◆ PROMPT: The reply must consist of one number: how many lines of the data include the word "favicon".

Entries from a dataset of interfaces

---

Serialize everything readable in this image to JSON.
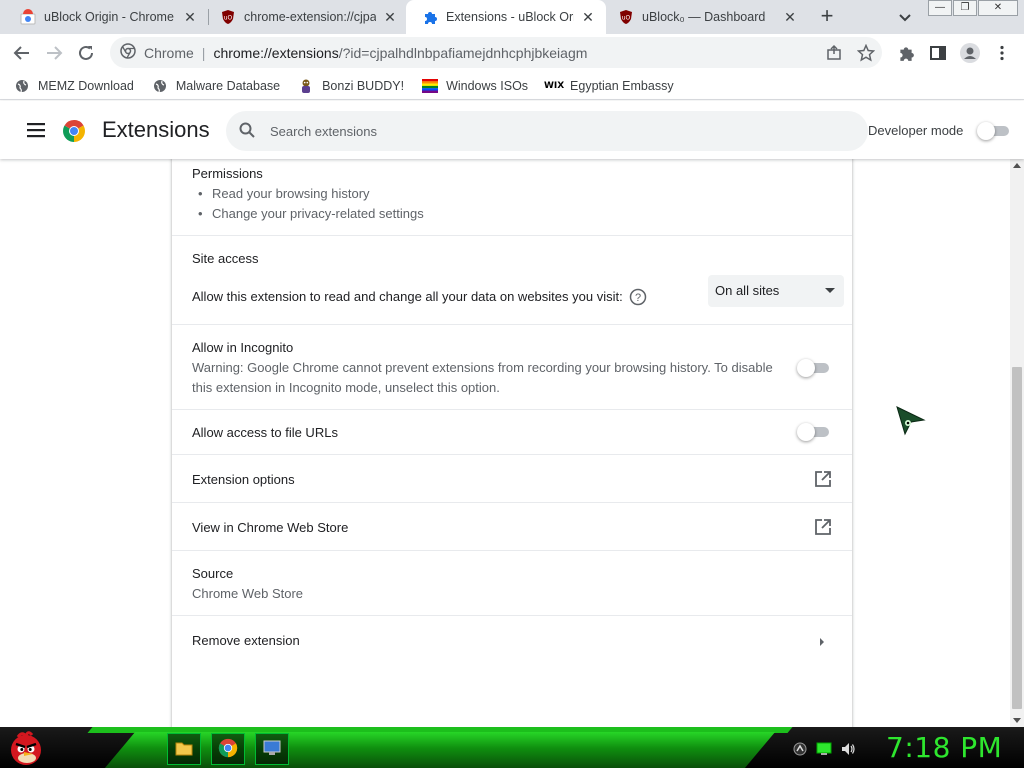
{
  "tabs": [
    {
      "title": "uBlock Origin - Chrome Web Store",
      "favicon": "chrome-web-store-icon",
      "active": false
    },
    {
      "title": "chrome-extension://cjpalhdlnbpafiamejdnhcphjbkeiagm",
      "favicon": "ublock-origin-icon",
      "active": false
    },
    {
      "title": "Extensions - uBlock Origin",
      "favicon": "puzzle-piece-icon",
      "active": true
    },
    {
      "title": "uBlock₀ — Dashboard",
      "favicon": "ublock-origin-icon",
      "active": false
    }
  ],
  "toolbar": {
    "site_label": "Chrome",
    "url_host": "chrome://extensions",
    "url_rest": "/?id=cjpalhdlnbpafiamejdnhcphjbkeiagm"
  },
  "bookmarks": [
    {
      "label": "MEMZ Download",
      "icon": "globe-icon"
    },
    {
      "label": "Malware Database",
      "icon": "globe-icon"
    },
    {
      "label": "Bonzi BUDDY!",
      "icon": "bonzi-icon"
    },
    {
      "label": "Windows ISOs",
      "icon": "rainbow-flag-icon"
    },
    {
      "label": "Egyptian Embassy",
      "icon": "wix-icon"
    }
  ],
  "header": {
    "title": "Extensions",
    "search_placeholder": "Search extensions",
    "developer_mode_label": "Developer mode",
    "developer_mode_on": false
  },
  "details": {
    "permissions_title": "Permissions",
    "permissions": [
      "Read your browsing history",
      "Change your privacy-related settings"
    ],
    "site_access_title": "Site access",
    "site_access_text": "Allow this extension to read and change all your data on websites you visit:",
    "site_access_value": "On all sites",
    "incognito_title": "Allow in Incognito",
    "incognito_warning_line1": "Warning: Google Chrome cannot prevent extensions from recording your browsing history. To disable",
    "incognito_warning_line2": "this extension in Incognito mode, unselect this option.",
    "incognito_on": false,
    "file_urls_title": "Allow access to file URLs",
    "file_urls_on": false,
    "extension_options_label": "Extension options",
    "web_store_label": "View in Chrome Web Store",
    "source_title": "Source",
    "source_value": "Chrome Web Store",
    "remove_label": "Remove extension"
  },
  "taskbar": {
    "clock": "7:18 PM",
    "pinned": [
      "file-explorer-icon",
      "chrome-icon",
      "computer-icon"
    ],
    "accent_color": "#2ee62e"
  }
}
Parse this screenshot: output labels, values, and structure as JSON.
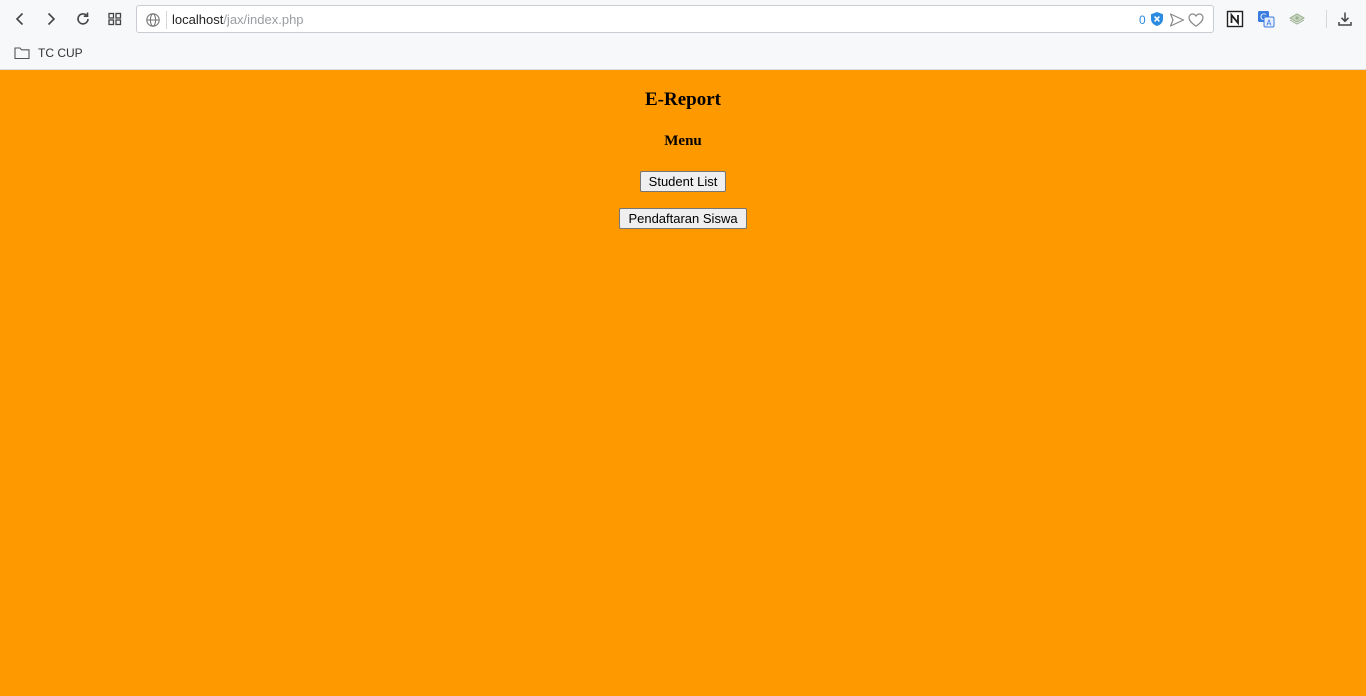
{
  "browser": {
    "url_host": "localhost",
    "url_path": "/jax/index.php",
    "blocked_count": "0",
    "bookmarks": [
      {
        "label": "TC CUP",
        "icon": "folder-icon"
      }
    ]
  },
  "page": {
    "background": "#ff9900",
    "title": "E-Report",
    "subtitle": "Menu",
    "buttons": {
      "student_list": "Student List",
      "pendaftaran": "Pendaftaran Siswa"
    }
  }
}
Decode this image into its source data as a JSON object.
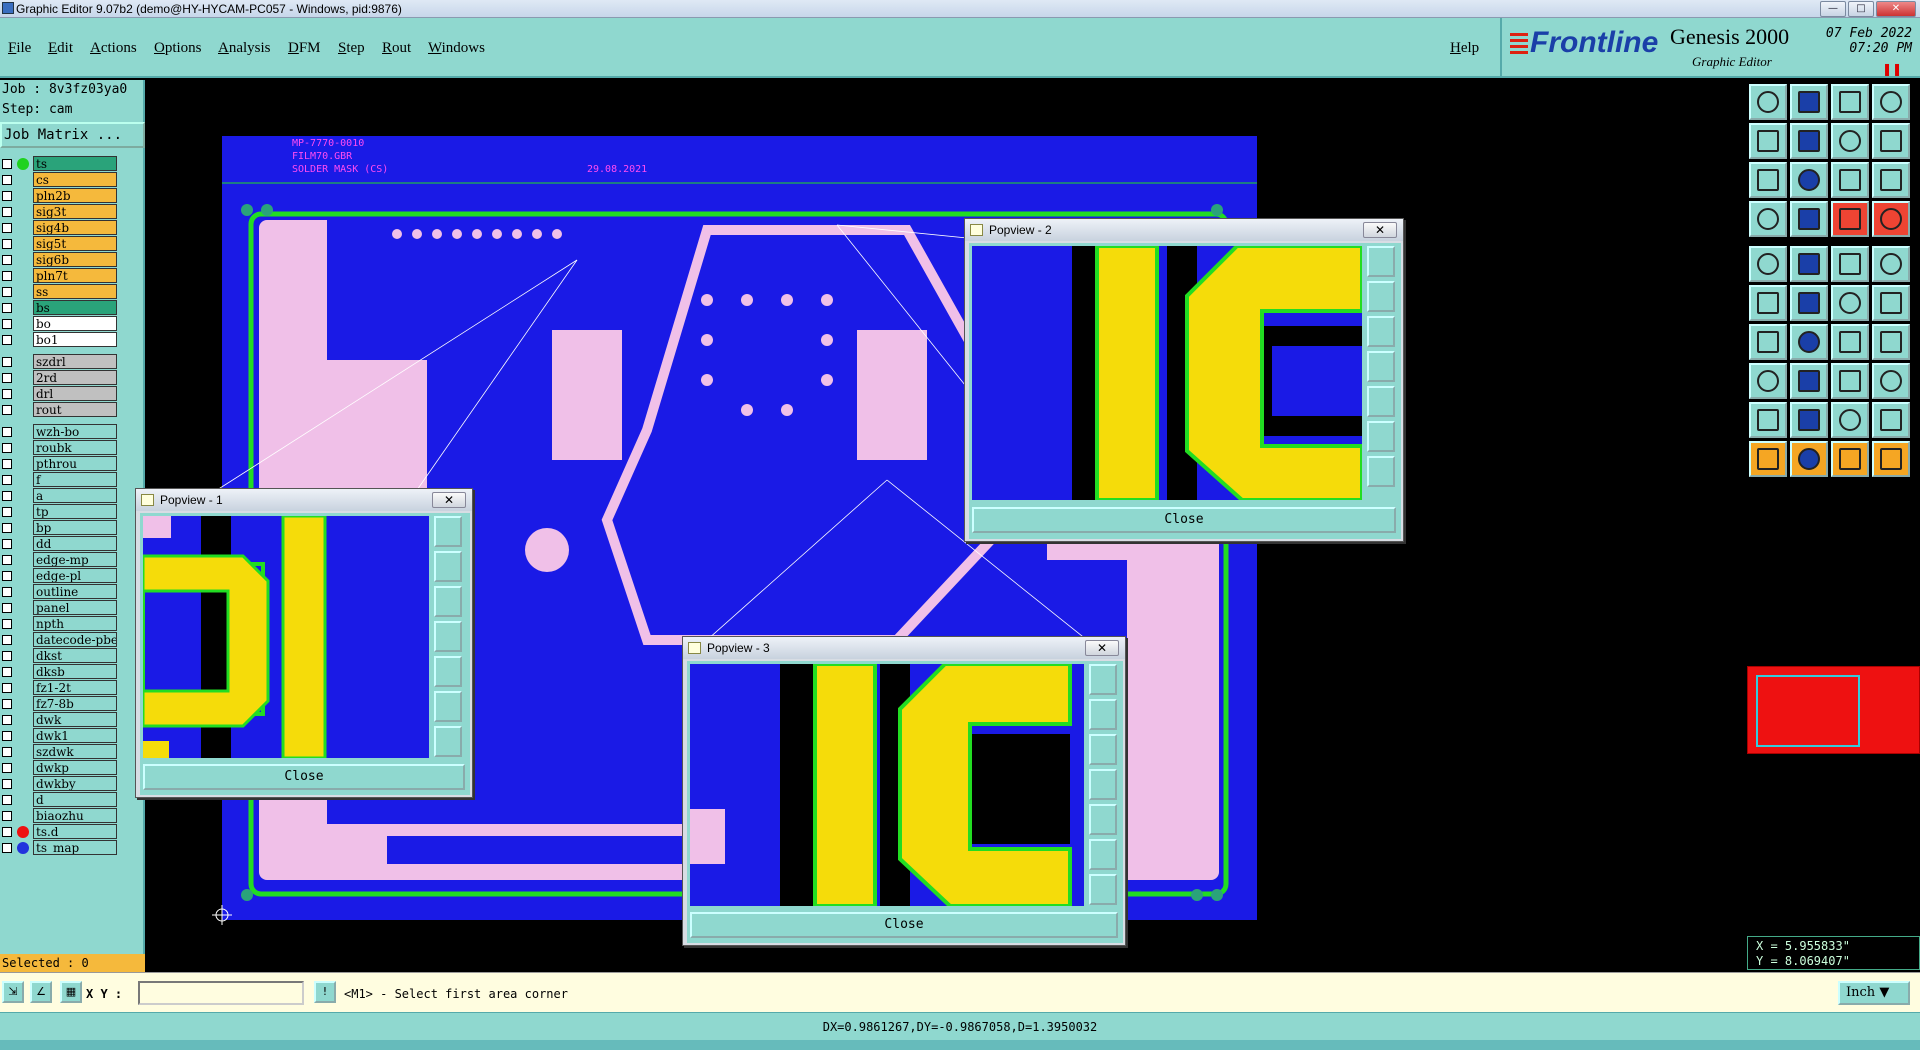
{
  "window": {
    "title": "Graphic Editor 9.07b2 (demo@HY-HYCAM-PC057 - Windows, pid:9876)"
  },
  "menu": {
    "items": [
      "File",
      "Edit",
      "Actions",
      "Options",
      "Analysis",
      "DFM",
      "Step",
      "Rout",
      "Windows"
    ],
    "help": "Help"
  },
  "brand": {
    "logo": "Frontline",
    "product": "Genesis 2000",
    "subtitle": "Graphic Editor",
    "date": "07 Feb 2022",
    "time": "07:20 PM"
  },
  "job": {
    "job_line": "Job : 8v3fz03ya0",
    "step_line": "Step: cam",
    "job_matrix": "Job Matrix ..."
  },
  "layers": [
    {
      "name": "ts",
      "bg": "#2aa37a",
      "dot": "#1fd21f"
    },
    {
      "name": "cs",
      "bg": "#f5b93c"
    },
    {
      "name": "pln2b",
      "bg": "#f5b93c"
    },
    {
      "name": "sig3t",
      "bg": "#f5b93c"
    },
    {
      "name": "sig4b",
      "bg": "#f5b93c"
    },
    {
      "name": "sig5t",
      "bg": "#f5b93c"
    },
    {
      "name": "sig6b",
      "bg": "#f5b93c"
    },
    {
      "name": "pln7t",
      "bg": "#f5b93c"
    },
    {
      "name": "ss",
      "bg": "#f5b93c"
    },
    {
      "name": "bs",
      "bg": "#2aa37a"
    },
    {
      "name": "bo",
      "bg": "#ffffff"
    },
    {
      "name": "bo1",
      "bg": "#ffffff"
    },
    {
      "name": "szdrl",
      "bg": "#c0c0c0",
      "gap": true
    },
    {
      "name": "2rd",
      "bg": "#c0c0c0"
    },
    {
      "name": "drl",
      "bg": "#c0c0c0"
    },
    {
      "name": "rout",
      "bg": "#c0c0c0"
    },
    {
      "name": "wzh-bo",
      "bg": "#8fd8cf",
      "gap": true
    },
    {
      "name": "roubk",
      "bg": "#8fd8cf"
    },
    {
      "name": "pthrou",
      "bg": "#8fd8cf"
    },
    {
      "name": "f",
      "bg": "#8fd8cf"
    },
    {
      "name": "a",
      "bg": "#8fd8cf"
    },
    {
      "name": "tp",
      "bg": "#8fd8cf"
    },
    {
      "name": "bp",
      "bg": "#8fd8cf"
    },
    {
      "name": "dd",
      "bg": "#8fd8cf"
    },
    {
      "name": "edge-mp",
      "bg": "#8fd8cf"
    },
    {
      "name": "edge-pl",
      "bg": "#8fd8cf"
    },
    {
      "name": "outline",
      "bg": "#8fd8cf"
    },
    {
      "name": "panel",
      "bg": "#8fd8cf"
    },
    {
      "name": "npth",
      "bg": "#8fd8cf"
    },
    {
      "name": "datecode-pbe",
      "bg": "#8fd8cf"
    },
    {
      "name": "dkst",
      "bg": "#8fd8cf"
    },
    {
      "name": "dksb",
      "bg": "#8fd8cf"
    },
    {
      "name": "fz1-2t",
      "bg": "#8fd8cf"
    },
    {
      "name": "fz7-8b",
      "bg": "#8fd8cf"
    },
    {
      "name": "dwk",
      "bg": "#8fd8cf"
    },
    {
      "name": "dwk1",
      "bg": "#8fd8cf"
    },
    {
      "name": "szdwk",
      "bg": "#8fd8cf"
    },
    {
      "name": "dwkp",
      "bg": "#8fd8cf"
    },
    {
      "name": "dwkby",
      "bg": "#8fd8cf"
    },
    {
      "name": "d",
      "bg": "#8fd8cf"
    },
    {
      "name": "biaozhu",
      "bg": "#8fd8cf"
    },
    {
      "name": "ts.d",
      "bg": "#8fd8cf",
      "dot": "#e11"
    },
    {
      "name": "ts_map",
      "bg": "#8fd8cf",
      "dot": "#2233dd"
    }
  ],
  "selected": "Selected : 0",
  "board": {
    "part": "MP-7770-0010",
    "file": "FILM70.GBR",
    "layer": "SOLDER MASK (CS)",
    "date": "29.08.2021"
  },
  "popviews": {
    "p1": {
      "title": "Popview - 1",
      "close_label": "Close"
    },
    "p2": {
      "title": "Popview - 2",
      "close_label": "Close"
    },
    "p3": {
      "title": "Popview - 3",
      "close_label": "Close"
    }
  },
  "status": {
    "xy_label": "X Y :",
    "xy_value": "",
    "prompt": "<M1> - Select first area corner",
    "units": "Inch",
    "measure": "DX=0.9861267,DY=-0.9867058,D=1.3950032"
  },
  "coords": {
    "x": "X = 5.955833\"",
    "y": "Y = 8.069407\""
  },
  "colors": {
    "panel": "#8fd8cf",
    "board": "#1a1ae6",
    "mask": "#f0c0e8",
    "copper": "#f5dc0a",
    "edge": "#22dd22"
  }
}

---

◆ SOLUTION FOR THIS EXERCISE: 4